The other work that I have done is to connect the initiatives run by established pro-Israel groups on campus with funding that they might otherwise miss. I have used the grant-writing skills that I developed thanks to ICC to help them. I secured funding that was important for bringing Alan Dershowitz to campus, for example, and I also helped to affiliate the Columbia Yom Haatzmaut programming last year with the rest of the events up and down the Upper West Side run by the JCC. Putting this kind of stuff together was only possible because I could maintain an independent’s perspective. I have the freedom to work more closely with Hillel and city professionals.
How has your relationship with Israel changed over time?

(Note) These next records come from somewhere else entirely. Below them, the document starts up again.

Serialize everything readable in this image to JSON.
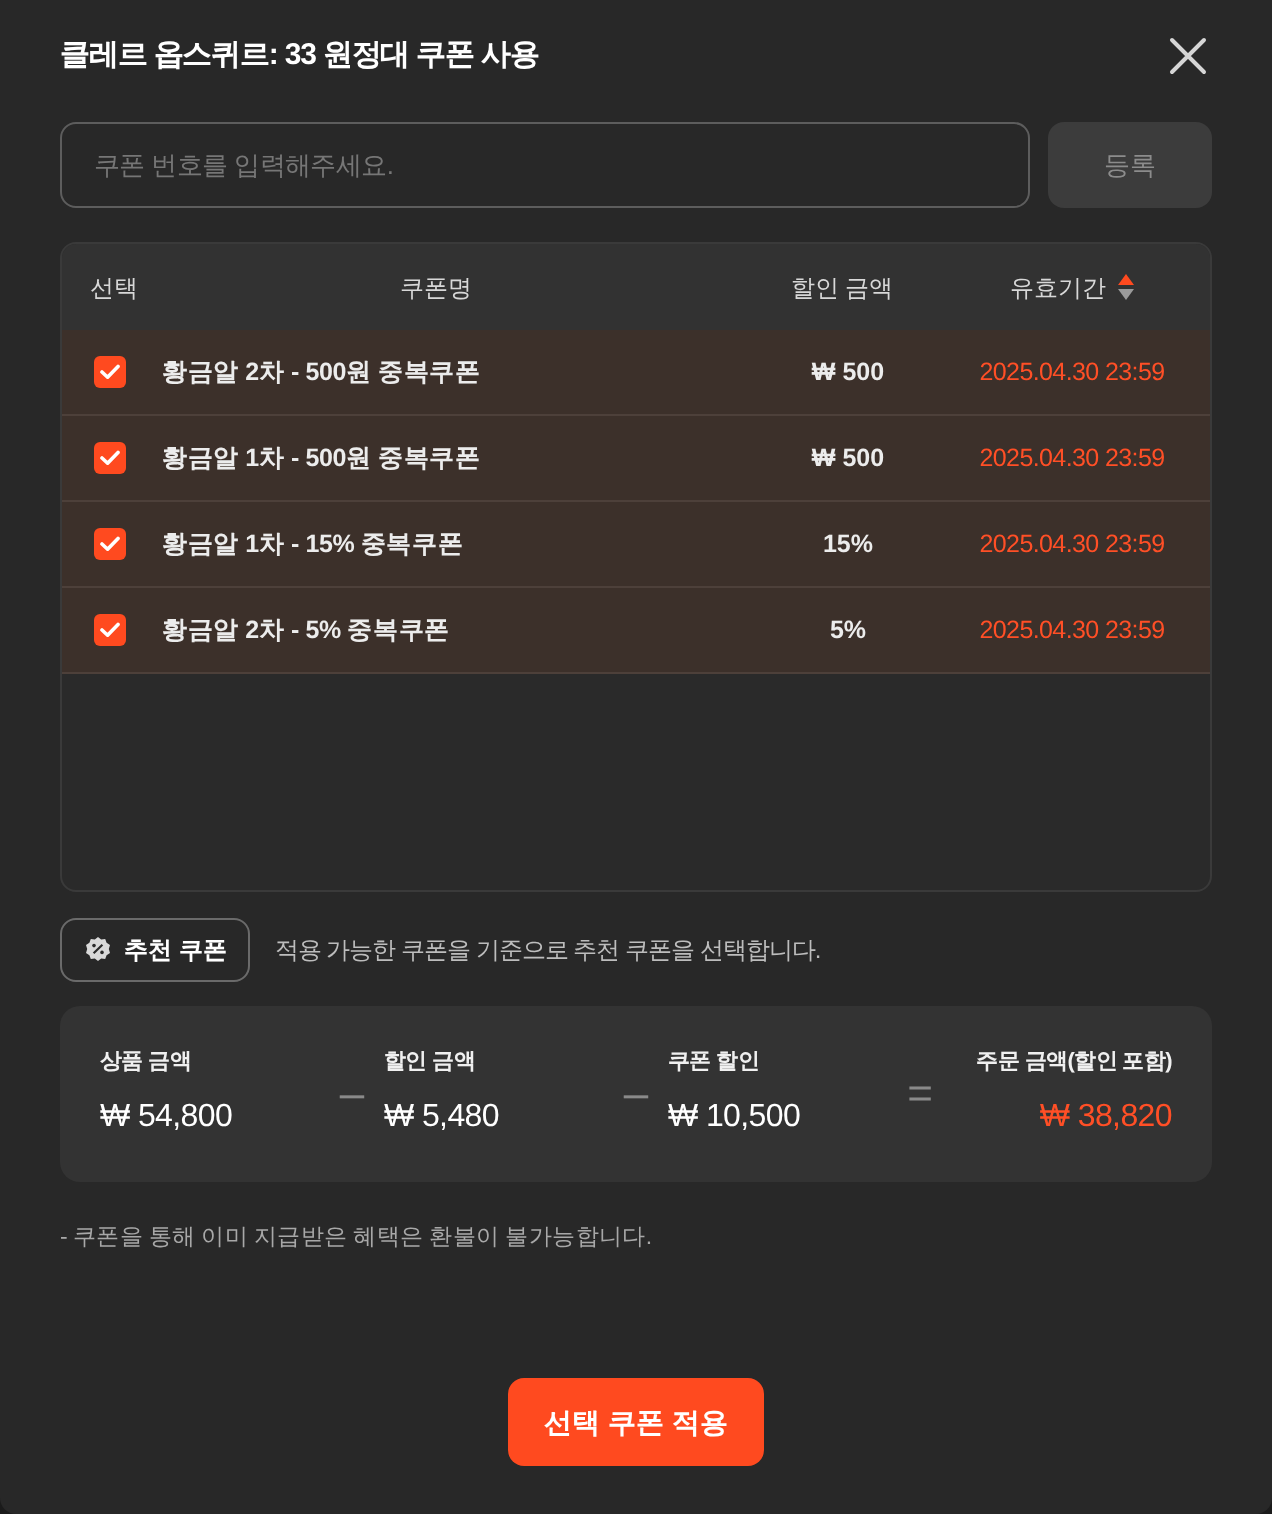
{
  "dialog": {
    "title": "클레르 옵스퀴르: 33 원정대 쿠폰 사용"
  },
  "coupon_input": {
    "placeholder": "쿠폰 번호를 입력해주세요.",
    "button": "등록"
  },
  "table": {
    "columns": [
      {
        "label": "선택"
      },
      {
        "label": "쿠폰명"
      },
      {
        "label": "할인 금액"
      },
      {
        "label": "유효기간",
        "sorted_ascending": true
      }
    ],
    "rows": [
      {
        "checked": true,
        "name": "황금알 2차 - 500원 중복쿠폰",
        "discount": "₩ 500",
        "expires": "2025.04.30 23:59"
      },
      {
        "checked": true,
        "name": "황금알 1차 - 500원 중복쿠폰",
        "discount": "₩ 500",
        "expires": "2025.04.30 23:59"
      },
      {
        "checked": true,
        "name": "황금알 1차 - 15% 중복쿠폰",
        "discount": "15%",
        "expires": "2025.04.30 23:59"
      },
      {
        "checked": true,
        "name": "황금알 2차 - 5% 중복쿠폰",
        "discount": "5%",
        "expires": "2025.04.30 23:59"
      }
    ]
  },
  "recommend": {
    "button": "추천 쿠폰",
    "description": "적용 가능한 쿠폰을 기준으로 추천 쿠폰을 선택합니다."
  },
  "summary": [
    {
      "kind": "amount",
      "label": "상품 금액",
      "value": "₩ 54,800"
    },
    {
      "kind": "operator",
      "symbol": "–"
    },
    {
      "kind": "amount",
      "label": "할인 금액",
      "value": "₩ 5,480"
    },
    {
      "kind": "operator",
      "symbol": "–"
    },
    {
      "kind": "amount",
      "label": "쿠폰 할인",
      "value": "₩ 10,500"
    },
    {
      "kind": "operator",
      "symbol": "="
    },
    {
      "kind": "total",
      "label": "주문 금액(할인 포함)",
      "value": "₩ 38,820"
    }
  ],
  "note": "- 쿠폰을 통해 이미 지급받은 혜택은 환불이 불가능합니다.",
  "apply_button": "선택 쿠폰 적용"
}
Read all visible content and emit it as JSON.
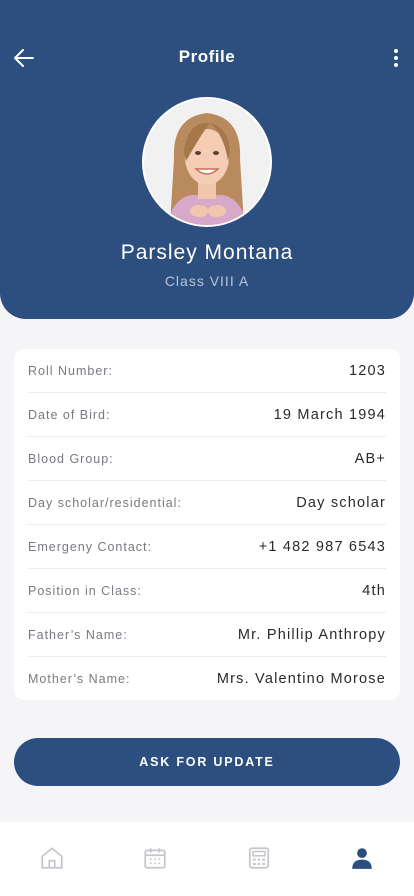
{
  "header": {
    "title": "Profile"
  },
  "profile": {
    "name": "Parsley Montana",
    "class": "Class VIII A"
  },
  "details": [
    {
      "label": "Roll Number:",
      "value": "1203"
    },
    {
      "label": "Date of Bird:",
      "value": "19 March 1994"
    },
    {
      "label": "Blood Group:",
      "value": "AB+"
    },
    {
      "label": "Day scholar/residential:",
      "value": "Day scholar"
    },
    {
      "label": "Emergeny Contact:",
      "value": "+1 482 987 6543"
    },
    {
      "label": "Position in Class:",
      "value": "4th"
    },
    {
      "label": "Father’s Name:",
      "value": "Mr. Phillip Anthropy"
    },
    {
      "label": "Mother’s Name:",
      "value": "Mrs. Valentino Morose"
    }
  ],
  "actions": {
    "update_label": "ASK FOR UPDATE"
  },
  "bottom_nav": {
    "items": [
      {
        "icon": "home-icon",
        "active": false
      },
      {
        "icon": "calendar-icon",
        "active": false
      },
      {
        "icon": "calculator-icon",
        "active": false
      },
      {
        "icon": "user-icon",
        "active": true
      }
    ]
  },
  "colors": {
    "primary": "#2c4f80",
    "inactive_icon": "#c4c6cc",
    "background": "#f5f5f7"
  }
}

As I have gotten older, I have become much better equipped to understand the way Israeli society works, the degrees to which different diaspora Jewish cultures were synthesized into an increasingly unified Israeli one, and the intricacies of the diaspora-Israel relationship. As I begin to understand these things ever further, I find myself only more in awe of the undertaking, the history that led to the present and the opportunities Israel might have in the future.
If you could tell the world one thing about Israel (or an aspect of Israel) what would it be?
I think that the diversity of cultural offerings that Israel has demonstrates the vibrancy of Israeli society. Oftentimes, I think that Israel is painted as a monolithic state with limited room for discourse or introspection, but it's clear from even the front page of a newspaper that that couldn't be farther from the truth.
Israeli culture is exemplary of its high level of civil discourse. It is frustrating to hear detractors claiming that Israeli society is a monolithic body with no room for meaningful dissent or conversation. I know that even in the most seemingly mundane piece of media, there is evidence of a developed and active national conversation.
The Charles and Lynn Schusterman Family Foundation is proud to empower emerging leaders to explore their values, identity and new ways to strengthen their communities. We believe that as we work together to repair the world, it is important to share our diverse experiences and perspectives along the way. We encourage the expression of personal thoughts and reflections here on the Schusterman blog. Each post reflects solely the opinion of its author and does not necessarily represent the views of the Foundation, its partner organizations or all program participants.